Exercise data:
.....

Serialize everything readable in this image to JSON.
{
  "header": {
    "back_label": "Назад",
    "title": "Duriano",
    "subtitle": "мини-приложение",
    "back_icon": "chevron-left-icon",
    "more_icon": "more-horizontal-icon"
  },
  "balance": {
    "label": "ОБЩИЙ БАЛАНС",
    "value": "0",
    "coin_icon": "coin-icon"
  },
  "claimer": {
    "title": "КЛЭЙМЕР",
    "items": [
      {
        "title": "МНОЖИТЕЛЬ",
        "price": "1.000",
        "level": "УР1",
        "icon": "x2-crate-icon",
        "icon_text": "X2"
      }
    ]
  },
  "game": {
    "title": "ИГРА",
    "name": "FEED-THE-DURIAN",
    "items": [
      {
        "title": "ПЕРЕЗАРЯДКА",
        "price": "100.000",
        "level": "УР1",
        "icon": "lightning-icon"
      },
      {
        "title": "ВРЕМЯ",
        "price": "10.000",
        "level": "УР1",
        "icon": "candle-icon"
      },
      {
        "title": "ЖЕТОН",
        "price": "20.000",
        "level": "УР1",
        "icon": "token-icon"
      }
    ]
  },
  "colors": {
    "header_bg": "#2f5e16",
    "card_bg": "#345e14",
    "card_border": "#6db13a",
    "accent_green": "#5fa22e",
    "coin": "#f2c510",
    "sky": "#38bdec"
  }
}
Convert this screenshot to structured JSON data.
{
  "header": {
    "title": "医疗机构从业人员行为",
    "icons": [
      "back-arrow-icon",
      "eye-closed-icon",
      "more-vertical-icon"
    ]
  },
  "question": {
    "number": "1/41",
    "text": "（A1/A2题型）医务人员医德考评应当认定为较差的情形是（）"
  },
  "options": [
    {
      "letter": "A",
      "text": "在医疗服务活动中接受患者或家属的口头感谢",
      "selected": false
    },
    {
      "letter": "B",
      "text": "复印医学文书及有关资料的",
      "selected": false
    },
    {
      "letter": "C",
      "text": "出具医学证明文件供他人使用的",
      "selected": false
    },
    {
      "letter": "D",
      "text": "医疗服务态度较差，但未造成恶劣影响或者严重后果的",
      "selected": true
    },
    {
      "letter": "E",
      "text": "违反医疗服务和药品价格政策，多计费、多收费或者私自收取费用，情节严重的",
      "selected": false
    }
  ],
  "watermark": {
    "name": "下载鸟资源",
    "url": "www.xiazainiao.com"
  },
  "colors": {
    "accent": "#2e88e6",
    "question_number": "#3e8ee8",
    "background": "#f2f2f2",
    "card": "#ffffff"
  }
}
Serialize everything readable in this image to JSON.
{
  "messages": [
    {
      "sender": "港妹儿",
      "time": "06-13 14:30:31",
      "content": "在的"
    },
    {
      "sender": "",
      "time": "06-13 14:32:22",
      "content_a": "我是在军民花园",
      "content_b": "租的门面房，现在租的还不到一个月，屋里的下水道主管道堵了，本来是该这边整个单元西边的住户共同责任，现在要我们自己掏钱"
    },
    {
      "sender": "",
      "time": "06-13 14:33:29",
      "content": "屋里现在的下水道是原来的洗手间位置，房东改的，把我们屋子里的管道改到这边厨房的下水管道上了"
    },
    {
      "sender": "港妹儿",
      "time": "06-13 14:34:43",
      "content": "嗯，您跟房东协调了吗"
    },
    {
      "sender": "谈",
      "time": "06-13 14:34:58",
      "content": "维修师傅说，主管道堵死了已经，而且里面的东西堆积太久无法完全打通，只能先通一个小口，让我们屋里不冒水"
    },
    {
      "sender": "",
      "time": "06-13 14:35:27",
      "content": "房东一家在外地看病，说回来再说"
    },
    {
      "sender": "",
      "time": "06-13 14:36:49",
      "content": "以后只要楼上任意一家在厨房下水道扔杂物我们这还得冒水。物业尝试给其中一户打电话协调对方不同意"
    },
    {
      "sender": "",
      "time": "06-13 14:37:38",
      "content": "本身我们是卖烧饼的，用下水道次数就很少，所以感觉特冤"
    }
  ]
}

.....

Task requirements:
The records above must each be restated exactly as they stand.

Problem solution:
Serialize everything readable in this image to JSON.
{
  "header": {
    "back_label": "Назад",
    "title": "Duriano",
    "subtitle": "мини-приложение",
    "back_icon": "chevron-left-icon",
    "more_icon": "more-horizontal-icon"
  },
  "balance": {
    "label": "ОБЩИЙ БАЛАНС",
    "value": "0",
    "coin_icon": "coin-icon"
  },
  "claimer": {
    "title": "КЛЭЙМЕР",
    "items": [
      {
        "title": "МНОЖИТЕЛЬ",
        "price": "1.000",
        "level": "УР1",
        "icon": "x2-crate-icon",
        "icon_text": "X2"
      }
    ]
  },
  "game": {
    "title": "ИГРА",
    "name": "FEED-THE-DURIAN",
    "items": [
      {
        "title": "ПЕРЕЗАРЯДКА",
        "price": "100.000",
        "level": "УР1",
        "icon": "lightning-icon"
      },
      {
        "title": "ВРЕМЯ",
        "price": "10.000",
        "level": "УР1",
        "icon": "candle-icon"
      },
      {
        "title": "ЖЕТОН",
        "price": "20.000",
        "level": "УР1",
        "icon": "token-icon"
      }
    ]
  },
  "colors": {
    "header_bg": "#2f5e16",
    "card_bg": "#345e14",
    "card_border": "#6db13a",
    "accent_green": "#5fa22e",
    "coin": "#f2c510",
    "sky": "#38bdec"
  }
}
Convert this screenshot to structured JSON data.
{
  "header": {
    "title": "医疗机构从业人员行为",
    "icons": [
      "back-arrow-icon",
      "eye-closed-icon",
      "more-vertical-icon"
    ]
  },
  "question": {
    "number": "1/41",
    "text": "（A1/A2题型）医务人员医德考评应当认定为较差的情形是（）"
  },
  "options": [
    {
      "letter": "A",
      "text": "在医疗服务活动中接受患者或家属的口头感谢",
      "selected": false
    },
    {
      "letter": "B",
      "text": "复印医学文书及有关资料的",
      "selected": false
    },
    {
      "letter": "C",
      "text": "出具医学证明文件供他人使用的",
      "selected": false
    },
    {
      "letter": "D",
      "text": "医疗服务态度较差，但未造成恶劣影响或者严重后果的",
      "selected": true
    },
    {
      "letter": "E",
      "text": "违反医疗服务和药品价格政策，多计费、多收费或者私自收取费用，情节严重的",
      "selected": false
    }
  ],
  "watermark": {
    "name": "下载鸟资源",
    "url": "www.xiazainiao.com"
  },
  "colors": {
    "accent": "#2e88e6",
    "question_number": "#3e8ee8",
    "background": "#f2f2f2",
    "card": "#ffffff"
  }
}
Serialize everything readable in this image to JSON.
{
  "messages": [
    {
      "sender": "港妹儿",
      "time": "06-13 14:30:31",
      "content": "在的"
    },
    {
      "sender": "",
      "time": "06-13 14:32:22",
      "content_a": "我是在军民花园",
      "content_b": "租的门面房，现在租的还不到一个月，屋里的下水道主管道堵了，本来是该这边整个单元西边的住户共同责任，现在要我们自己掏钱"
    },
    {
      "sender": "",
      "time": "06-13 14:33:29",
      "content": "屋里现在的下水道是原来的洗手间位置，房东改的，把我们屋子里的管道改到这边厨房的下水管道上了"
    },
    {
      "sender": "港妹儿",
      "time": "06-13 14:34:43",
      "content": "嗯，您跟房东协调了吗"
    },
    {
      "sender": "谈",
      "time": "06-13 14:34:58",
      "content": "维修师傅说，主管道堵死了已经，而且里面的东西堆积太久无法完全打通，只能先通一个小口，让我们屋里不冒水"
    },
    {
      "sender": "",
      "time": "06-13 14:35:27",
      "content": "房东一家在外地看病，说回来再说"
    },
    {
      "sender": "",
      "time": "06-13 14:36:49",
      "content": "以后只要楼上任意一家在厨房下水道扔杂物我们这还得冒水。物业尝试给其中一户打电话协调对方不同意"
    },
    {
      "sender": "",
      "time": "06-13 14:37:38",
      "content": "本身我们是卖烧饼的，用下水道次数就很少，所以感觉特冤"
    }
  ]
}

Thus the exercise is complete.